DATA FOR REVIEW »
::::::::

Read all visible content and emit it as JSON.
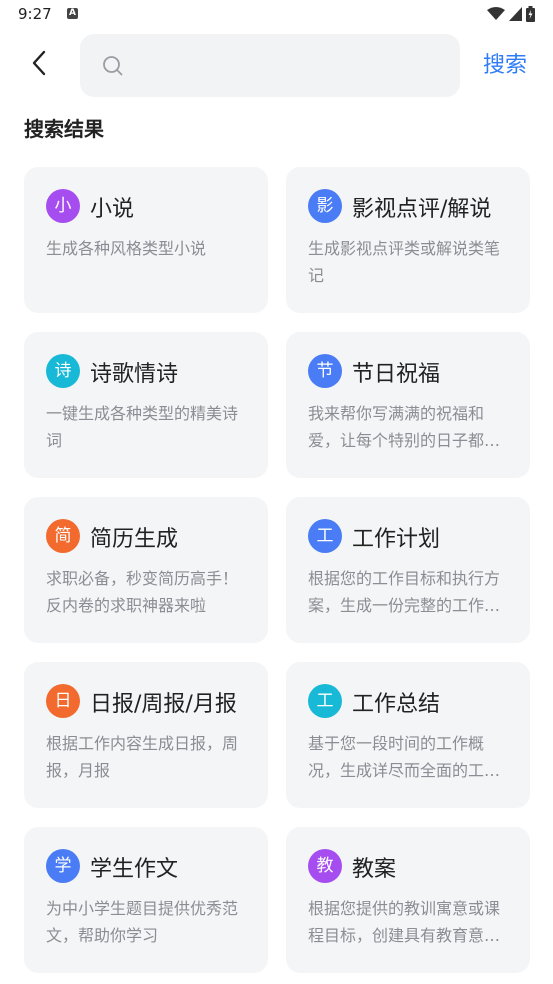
{
  "status_bar": {
    "time": "9:27",
    "notification_letter": "A"
  },
  "header": {
    "search_placeholder": "",
    "search_button": "搜索"
  },
  "section_title": "搜索结果",
  "colors": {
    "accent": "#2f7cf6",
    "card_bg": "#f4f5f7"
  },
  "cards": [
    {
      "badge": "小",
      "badge_color": "#a64df0",
      "title": "小说",
      "desc": "生成各种风格类型小说"
    },
    {
      "badge": "影",
      "badge_color": "#4a7cf5",
      "title": "影视点评/解说",
      "desc": "生成影视点评类或解说类笔记"
    },
    {
      "badge": "诗",
      "badge_color": "#18b9d6",
      "title": "诗歌情诗",
      "desc": "一键生成各种类型的精美诗词"
    },
    {
      "badge": "节",
      "badge_color": "#4a7cf5",
      "title": "节日祝福",
      "desc": "我来帮你写满满的祝福和爱，让每个特别的日子都充满温暖"
    },
    {
      "badge": "简",
      "badge_color": "#f26a2e",
      "title": "简历生成",
      "desc": "求职必备，秒变简历高手！反内卷的求职神器来啦"
    },
    {
      "badge": "工",
      "badge_color": "#4a7cf5",
      "title": "工作计划",
      "desc": "根据您的工作目标和执行方案，生成一份完整的工作计划"
    },
    {
      "badge": "日",
      "badge_color": "#f26a2e",
      "title": "日报/周报/月报",
      "desc": "根据工作内容生成日报，周报，月报"
    },
    {
      "badge": "工",
      "badge_color": "#18b9d6",
      "title": "工作总结",
      "desc": "基于您一段时间的工作概况，生成详尽而全面的工作总结"
    },
    {
      "badge": "学",
      "badge_color": "#4a7cf5",
      "title": "学生作文",
      "desc": "为中小学生题目提供优秀范文，帮助你学习"
    },
    {
      "badge": "教",
      "badge_color": "#a64df0",
      "title": "教案",
      "desc": "根据您提供的教训寓意或课程目标，创建具有教育意义的教案"
    }
  ]
}
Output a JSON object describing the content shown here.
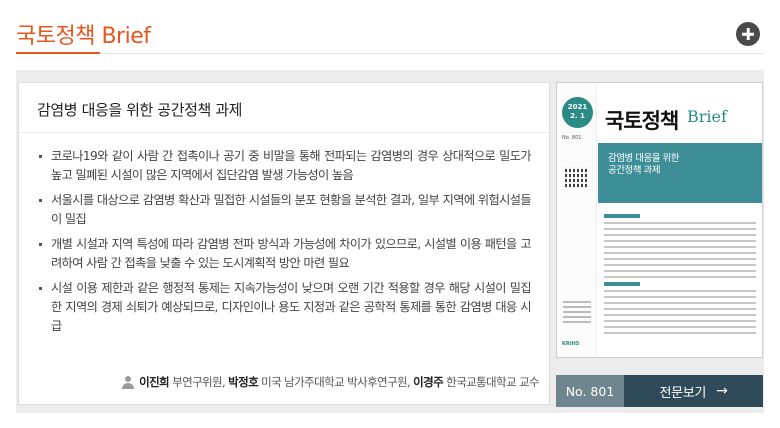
{
  "header": {
    "brand": "국토정책 Brief",
    "more_button": "+"
  },
  "article": {
    "title": "감염병 대응을 위한 공간정책 과제",
    "bullets": [
      "코로나19와 같이 사람 간 접촉이나 공기 중 비말을 통해 전파되는 감염병의 경우 상대적으로 밀도가 높고 밀폐된 시설이 많은 지역에서 집단감염 발생 가능성이 높음",
      "서울시를 대상으로 감염병 확산과 밀접한 시설들의 분포 현황을 분석한 결과, 일부 지역에 위험시설들이 밀집",
      "개별 시설과 지역 특성에 따라 감염병 전파 방식과 가능성에 차이가 있으므로, 시설별 이용 패턴을 고려하여 사람 간 접촉을 낮출 수 있는 도시계획적 방안 마련 필요",
      "시설 이용 제한과 같은 행정적 통제는 지속가능성이 낮으며 오랜 기간 적용할 경우 해당 시설이 밀집한 지역의 경제 쇠퇴가 예상되므로, 디자인이나 용도 지정과 같은 공학적 통제를 통한 감염병 대응 시급"
    ],
    "authors": [
      {
        "name": "이진희",
        "role": "부연구위원,"
      },
      {
        "name": "박정호",
        "role": "미국 남가주대학교 박사후연구원,"
      },
      {
        "name": "이경주",
        "role": "한국교통대학교 교수"
      }
    ]
  },
  "cover": {
    "year": "2021",
    "month": "2. 1",
    "issue_small": "No. 801",
    "title": "국토정책",
    "brief": "Brief",
    "band_text_1": "감염병 대응을 위한",
    "band_text_2": "공간정책 과제",
    "publisher": "KRIHS"
  },
  "issue_bar": {
    "issue_no": "No. 801",
    "full_view": "전문보기",
    "arrow": "→"
  }
}
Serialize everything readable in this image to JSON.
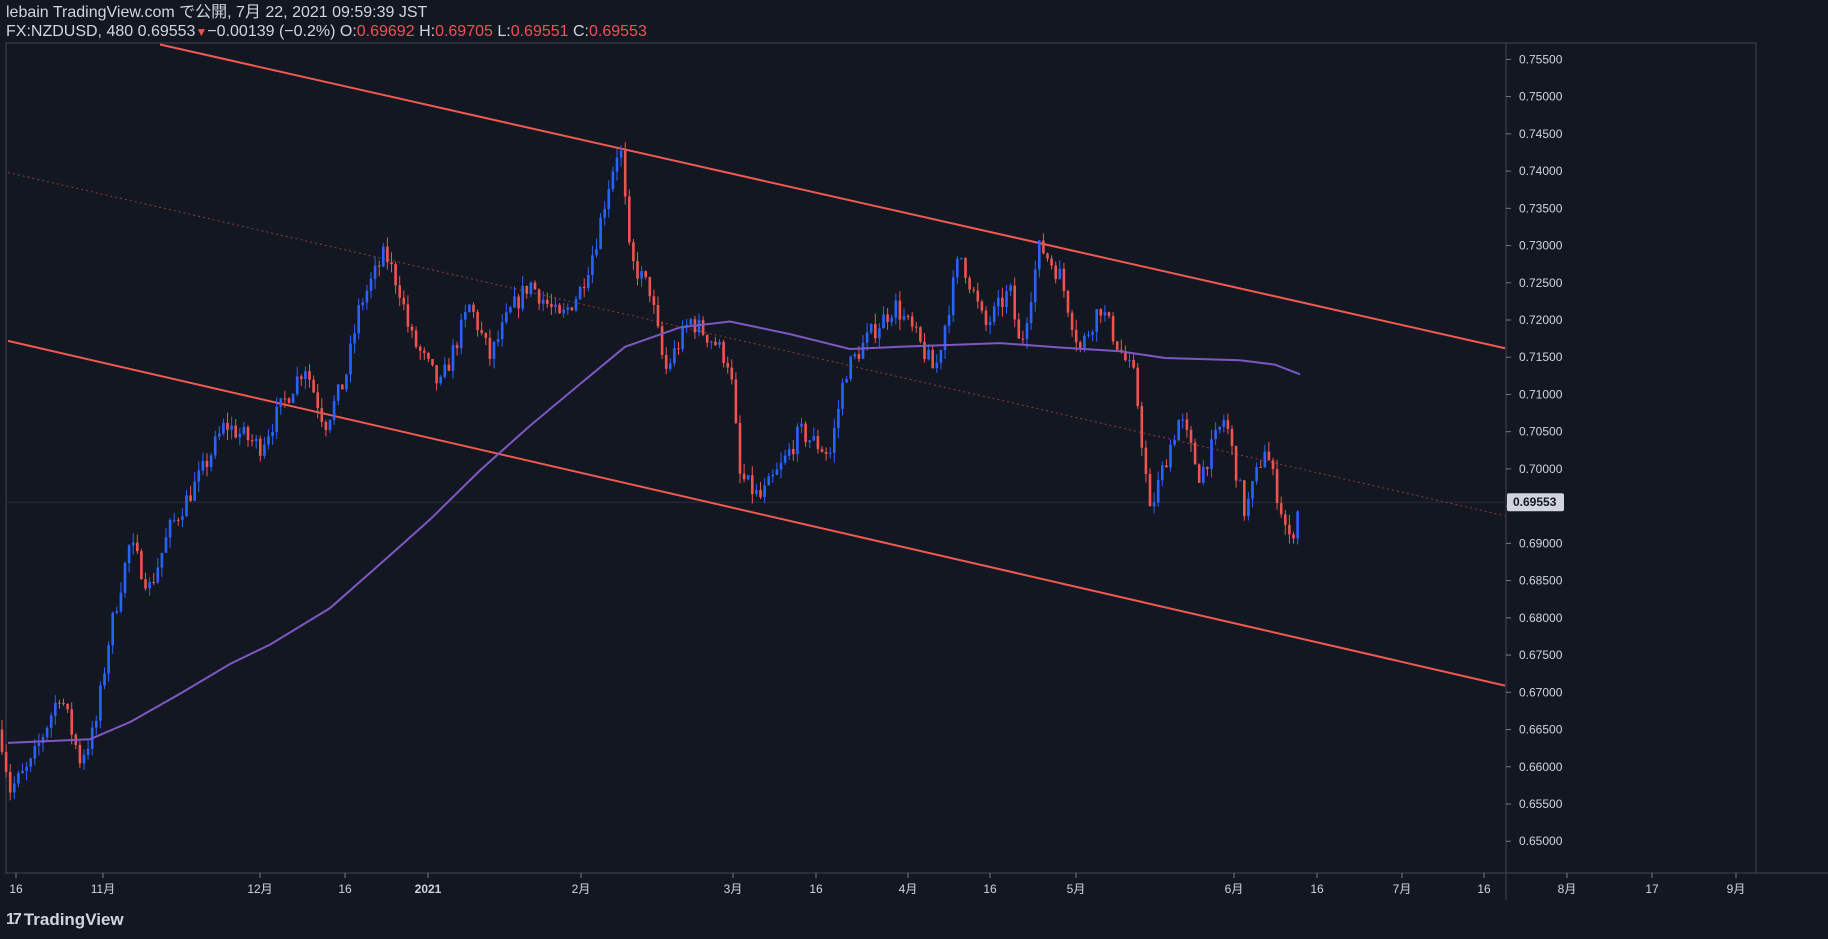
{
  "header": {
    "publish_line": "lebain TradingView.com で公開, 7月 22, 2021 09:59:39 JST",
    "symbol": "FX:NZDUSD, 480",
    "last": "0.69553",
    "change": "−0.00139 (−0.2%)",
    "o_label": "O:",
    "o_value": "0.69692",
    "h_label": "H:",
    "h_value": "0.69705",
    "l_label": "L:",
    "l_value": "0.69551",
    "c_label": "C:",
    "c_value": "0.69553"
  },
  "footer": {
    "brand": "TradingView",
    "logo_icon": "tradingview-logo-icon"
  },
  "colors": {
    "background": "#131722",
    "up": "#2962ff",
    "down": "#ef5350",
    "channel": "#f05a50",
    "ma": "#7e57c2",
    "text": "#d1d4dc",
    "grid_line": "#2a2e39"
  },
  "chart_data": {
    "type": "candlestick",
    "symbol": "FX:NZDUSD",
    "timeframe": "480",
    "y_ticks": [
      "0.75500",
      "0.75000",
      "0.74500",
      "0.74000",
      "0.73500",
      "0.73000",
      "0.72500",
      "0.72000",
      "0.71500",
      "0.71000",
      "0.70500",
      "0.70000",
      "0.69500",
      "0.69000",
      "0.68500",
      "0.68000",
      "0.67500",
      "0.67000",
      "0.66500",
      "0.66000",
      "0.65500",
      "0.65000"
    ],
    "ylim": [
      0.6465,
      0.7585
    ],
    "x_ticks": [
      "16",
      "11月",
      "12月",
      "16",
      "2021",
      "2月",
      "3月",
      "16",
      "4月",
      "16",
      "5月",
      "6月",
      "16",
      "7月",
      "16",
      "8月",
      "17",
      "9月"
    ],
    "current_price_label": "0.69553",
    "price_path": [
      {
        "t": 0,
        "p": 0.665
      },
      {
        "t": 10,
        "p": 0.657
      },
      {
        "t": 30,
        "p": 0.66
      },
      {
        "t": 60,
        "p": 0.67
      },
      {
        "t": 80,
        "p": 0.661
      },
      {
        "t": 95,
        "p": 0.665
      },
      {
        "t": 110,
        "p": 0.678
      },
      {
        "t": 130,
        "p": 0.69
      },
      {
        "t": 150,
        "p": 0.684
      },
      {
        "t": 170,
        "p": 0.692
      },
      {
        "t": 200,
        "p": 0.699
      },
      {
        "t": 225,
        "p": 0.706
      },
      {
        "t": 260,
        "p": 0.703
      },
      {
        "t": 280,
        "p": 0.708
      },
      {
        "t": 305,
        "p": 0.714
      },
      {
        "t": 325,
        "p": 0.706
      },
      {
        "t": 345,
        "p": 0.712
      },
      {
        "t": 360,
        "p": 0.722
      },
      {
        "t": 385,
        "p": 0.729
      },
      {
        "t": 400,
        "p": 0.724
      },
      {
        "t": 410,
        "p": 0.718
      },
      {
        "t": 440,
        "p": 0.711
      },
      {
        "t": 470,
        "p": 0.722
      },
      {
        "t": 490,
        "p": 0.715
      },
      {
        "t": 510,
        "p": 0.721
      },
      {
        "t": 530,
        "p": 0.725
      },
      {
        "t": 560,
        "p": 0.72
      },
      {
        "t": 580,
        "p": 0.724
      },
      {
        "t": 595,
        "p": 0.73
      },
      {
        "t": 610,
        "p": 0.739
      },
      {
        "t": 620,
        "p": 0.744
      },
      {
        "t": 630,
        "p": 0.728
      },
      {
        "t": 650,
        "p": 0.724
      },
      {
        "t": 665,
        "p": 0.713
      },
      {
        "t": 690,
        "p": 0.72
      },
      {
        "t": 715,
        "p": 0.717
      },
      {
        "t": 730,
        "p": 0.714
      },
      {
        "t": 740,
        "p": 0.699
      },
      {
        "t": 760,
        "p": 0.696
      },
      {
        "t": 780,
        "p": 0.7
      },
      {
        "t": 800,
        "p": 0.705
      },
      {
        "t": 830,
        "p": 0.702
      },
      {
        "t": 845,
        "p": 0.713
      },
      {
        "t": 870,
        "p": 0.718
      },
      {
        "t": 895,
        "p": 0.722
      },
      {
        "t": 915,
        "p": 0.718
      },
      {
        "t": 935,
        "p": 0.713
      },
      {
        "t": 960,
        "p": 0.729
      },
      {
        "t": 985,
        "p": 0.719
      },
      {
        "t": 1010,
        "p": 0.724
      },
      {
        "t": 1020,
        "p": 0.716
      },
      {
        "t": 1040,
        "p": 0.73
      },
      {
        "t": 1060,
        "p": 0.726
      },
      {
        "t": 1080,
        "p": 0.716
      },
      {
        "t": 1100,
        "p": 0.722
      },
      {
        "t": 1120,
        "p": 0.716
      },
      {
        "t": 1135,
        "p": 0.712
      },
      {
        "t": 1150,
        "p": 0.694
      },
      {
        "t": 1165,
        "p": 0.701
      },
      {
        "t": 1180,
        "p": 0.707
      },
      {
        "t": 1200,
        "p": 0.699
      },
      {
        "t": 1225,
        "p": 0.707
      },
      {
        "t": 1245,
        "p": 0.694
      },
      {
        "t": 1265,
        "p": 0.703
      },
      {
        "t": 1290,
        "p": 0.69
      },
      {
        "t": 1300,
        "p": 0.6955
      }
    ],
    "moving_average": [
      {
        "t": 8,
        "p": 0.6632
      },
      {
        "t": 90,
        "p": 0.6637
      },
      {
        "t": 130,
        "p": 0.666
      },
      {
        "t": 180,
        "p": 0.6698
      },
      {
        "t": 230,
        "p": 0.6738
      },
      {
        "t": 270,
        "p": 0.6764
      },
      {
        "t": 330,
        "p": 0.6813
      },
      {
        "t": 390,
        "p": 0.6884
      },
      {
        "t": 430,
        "p": 0.6932
      },
      {
        "t": 480,
        "p": 0.6998
      },
      {
        "t": 530,
        "p": 0.7058
      },
      {
        "t": 580,
        "p": 0.7114
      },
      {
        "t": 625,
        "p": 0.7164
      },
      {
        "t": 680,
        "p": 0.719
      },
      {
        "t": 730,
        "p": 0.7198
      },
      {
        "t": 790,
        "p": 0.7181
      },
      {
        "t": 850,
        "p": 0.7161
      },
      {
        "t": 900,
        "p": 0.7164
      },
      {
        "t": 1000,
        "p": 0.7169
      },
      {
        "t": 1060,
        "p": 0.7163
      },
      {
        "t": 1120,
        "p": 0.7158
      },
      {
        "t": 1165,
        "p": 0.7149
      },
      {
        "t": 1240,
        "p": 0.7146
      },
      {
        "t": 1275,
        "p": 0.714
      },
      {
        "t": 1300,
        "p": 0.7127
      }
    ],
    "channel": {
      "upper": [
        {
          "t": 160,
          "p": 0.757
        },
        {
          "t": 1505,
          "p": 0.7162
        }
      ],
      "middle": [
        {
          "t": 8,
          "p": 0.7398
        },
        {
          "t": 1505,
          "p": 0.6937
        }
      ],
      "lower": [
        {
          "t": 8,
          "p": 0.7172
        },
        {
          "t": 1505,
          "p": 0.6709
        }
      ]
    }
  }
}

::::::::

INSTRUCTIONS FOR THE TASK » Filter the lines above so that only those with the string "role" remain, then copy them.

OUTPUT »
        "role": "부연구위원,"
        "role": "미국 남가주대학교 박사후연구원,"
        "role": "한국교통대학교 교수"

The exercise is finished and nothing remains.